Fagus sylvatica is our native beech and this would be my first choice. But where the tree is to have a dominant position, on a lawn say, think of using the cultivar `Asplenifolia', the fern-leaved beech. The leaves are deeply cut, which gives the whole tree an even airier look than the ordinary beech. There is a superb specimen on the lawn at Forde Abbey in Dorset. Beeches need space. There is a tree at Kenwood House in London which is at least 98ft tall. At Mote Park in Kent, several beeches have grow to more than 100ft high. The tallest beech in the UK is said to be at Beaufront Castle, Northumberland, which is 144ft high.

Don't be put off by murmurings of beech bark disease. This is nothing like the elm disease which, once again, is killing off elm saplings in hedgerows all over the country. Beech bark disease occurs when a sap-sucking scale insect (Cryptococcus fagisuga) and a fungus, usually Nectria coccinea, get the upper hand after a drought, or some other factor that stresses the tree. It is not fatal.

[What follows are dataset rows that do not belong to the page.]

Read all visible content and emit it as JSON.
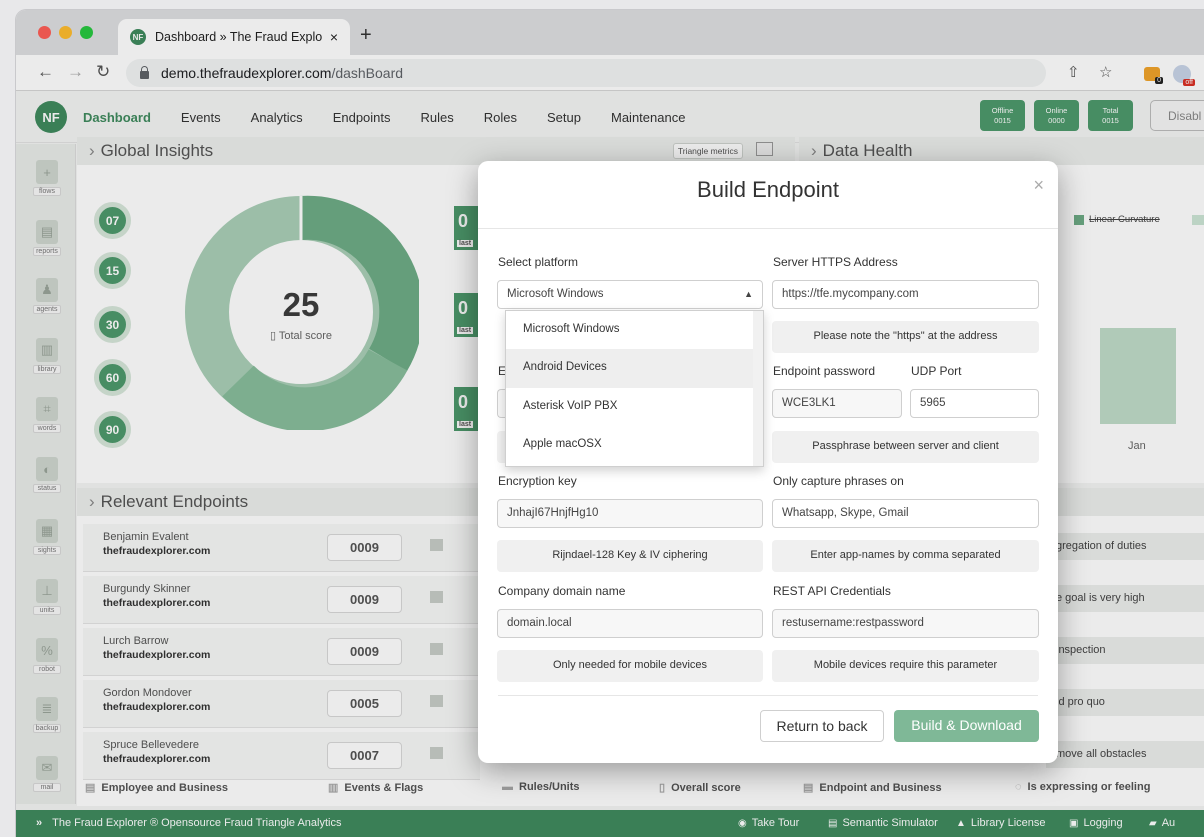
{
  "browser": {
    "tab_title": "Dashboard » The Fraud Explor",
    "tab_close": "×",
    "new_tab": "+",
    "url_host": "demo.thefraudexplorer.com",
    "url_path": "/dashBoard",
    "ext_badge": "0",
    "ext_off": "off",
    "favicon": "NF"
  },
  "app": {
    "logo": "NF",
    "nav": [
      "Dashboard",
      "Events",
      "Analytics",
      "Endpoints",
      "Rules",
      "Roles",
      "Setup",
      "Maintenance"
    ],
    "stats": [
      {
        "label": "Offline",
        "value": "0015"
      },
      {
        "label": "Online",
        "value": "0000"
      },
      {
        "label": "Total",
        "value": "0015"
      }
    ],
    "disable_label": "Disabl",
    "accent": "#3f8a5e"
  },
  "sidebar": [
    "flows",
    "reports",
    "agents",
    "library",
    "words",
    "status",
    "sights",
    "units",
    "robot",
    "backup",
    "mail"
  ],
  "insights": {
    "title": "Global Insights",
    "triangle_tag": "Triangle metrics",
    "levels": [
      "07",
      "15",
      "30",
      "60",
      "90"
    ],
    "score": "25",
    "score_label": "Total score",
    "mini": [
      {
        "v": "0",
        "sub": "last"
      },
      {
        "v": "0",
        "sub": "last"
      },
      {
        "v": "0",
        "sub": "last"
      }
    ]
  },
  "health": {
    "title": "Data Health",
    "legend": "Linear Curvature",
    "month": "Jan"
  },
  "endpoints": {
    "title": "Relevant Endpoints",
    "rows": [
      {
        "name": "Benjamin Evalent",
        "domain": "thefraudexplorer.com",
        "score": "0009"
      },
      {
        "name": "Burgundy Skinner",
        "domain": "thefraudexplorer.com",
        "score": "0009"
      },
      {
        "name": "Lurch Barrow",
        "domain": "thefraudexplorer.com",
        "score": "0009"
      },
      {
        "name": "Gordon Mondover",
        "domain": "thefraudexplorer.com",
        "score": "0005"
      },
      {
        "name": "Spruce Bellevedere",
        "domain": "thefraudexplorer.com",
        "score": "0007"
      }
    ],
    "columns": [
      "Employee and Business",
      "Events & Flags",
      "Rules/Units",
      "Overall score",
      "Endpoint and Business",
      "Is expressing or feeling"
    ],
    "right_items": [
      "gregation of duties",
      "e goal is very high",
      "inspection",
      "id pro quo",
      "move all obstacles"
    ]
  },
  "modal": {
    "title": "Build Endpoint",
    "close": "×",
    "select_platform_label": "Select platform",
    "platform_value": "Microsoft Windows",
    "platform_options": [
      "Microsoft Windows",
      "Android Devices",
      "Asterisk VoIP PBX",
      "Apple macOSX"
    ],
    "server_label": "Server HTTPS Address",
    "server_value": "https://tfe.mycompany.com",
    "server_note": "Please note the \"https\" at the address",
    "password_label": "Endpoint password",
    "password_value": "WCE3LK1",
    "udp_label": "UDP Port",
    "udp_value": "5965",
    "passphrase_note": "Passphrase between server and client",
    "hidden_label_initial": "E",
    "encryption_label": "Encryption key",
    "encryption_value": "JnhajI67HnjfHg10",
    "encryption_note": "Rijndael-128 Key & IV ciphering",
    "capture_label": "Only capture phrases on",
    "capture_value": "Whatsapp, Skype, Gmail",
    "capture_note": "Enter app-names by comma separated",
    "domain_label": "Company domain name",
    "domain_value": "domain.local",
    "domain_note": "Only needed for mobile devices",
    "rest_label": "REST API Credentials",
    "rest_value": "restusername:restpassword",
    "rest_note": "Mobile devices require this parameter",
    "back_button": "Return to back",
    "build_button": "Build & Download"
  },
  "footer": {
    "left": "The Fraud Explorer ® Opensource Fraud Triangle Analytics",
    "links": [
      "Take Tour",
      "Semantic Simulator",
      "Library License",
      "Logging",
      "Au"
    ]
  }
}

One of our big beeches was affected after the drought of 1976. The crown died out above the most severely damaged bark, but some clever surgery saved the tree, which is still flourishing.